|EP0743654A2 *||Sep 14, 1989||Nov 20, 1996||E.I. Du Pont De Nemours And Company||Improved electroconductive composition and process of preparation|
|WO2014071583A1 *||Nov 8, 2012||May 15, 2014||Heraeus Ltd.||Nickel containing gold alloys having low nickel releasing rate, master alloys for obtaining them and use of metal elements therein|
|U.S. Classification||428/576, 420/512, 219/85.2, 428/672, 228/56.3, 228/262.61, 420/587, 428/637, 428/671|
|International Classification||C22C30/06, B23K35/30, C22C5/02|
|Cooperative Classification||C22C5/02, Y10T428/12882, Y10T428/12646, B23K35/3013, C22C30/06, Y10T428/12889, Y10T428/12222|
|European Classification||B23K35/30C, C22C5/02, C22C30/06|
|Jul 19, 1983||AS||Assignment|
Owner name: JOHNSON MATTHEY LIMITED, 110 INDUSTRY ST., TORONTO
Free format text: ASSIGNMENT OF ASSIGNORS INTEREST.;ASSIGNOR:DRYLIE, VERNON K.;REEL/FRAME:004160/0007
Effective date: 19830713
Owner name: JOHNSON MATTHEY LIMITED, CANADA
Free format text: ASSIGNMENT OF ASSIGNORS INTEREST;ASSIGNOR:DRYLIE, VERNON K.;REEL/FRAME:004160/0007
Effective date: 19830713
|Mar 15, 1988||FPAY||Fee payment|
Year of fee payment: 4
|Mar 2, 1992||FPAY||Fee payment|
Year of fee payment: 8
|Mar 25, 1996||FPAY||Fee payment|
Year of fee payment: 12
|Sep 28, 2007||AS||Assignment|
Owner name: NATIONAL SCIENCE FOUNDATION, VIRGINIA

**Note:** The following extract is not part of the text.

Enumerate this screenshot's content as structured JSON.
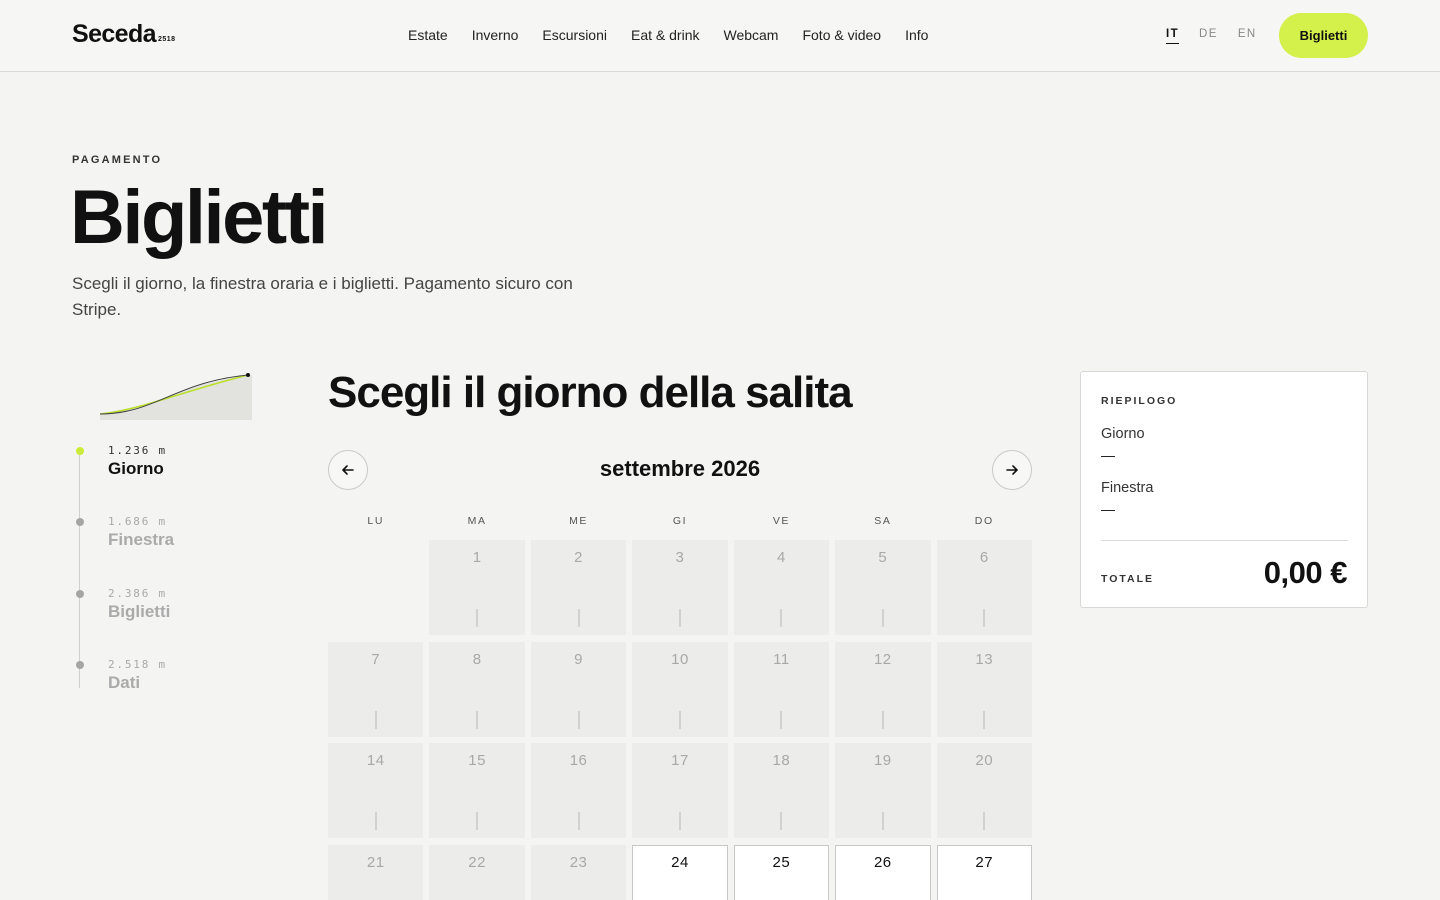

Free format text: CONFIRMATORY LICENSE;ASSIGNOR:UNIVERSITY OF NEBRASKA LINCOLN;REEL/FRAME:019898/0016
Effective date: 20070629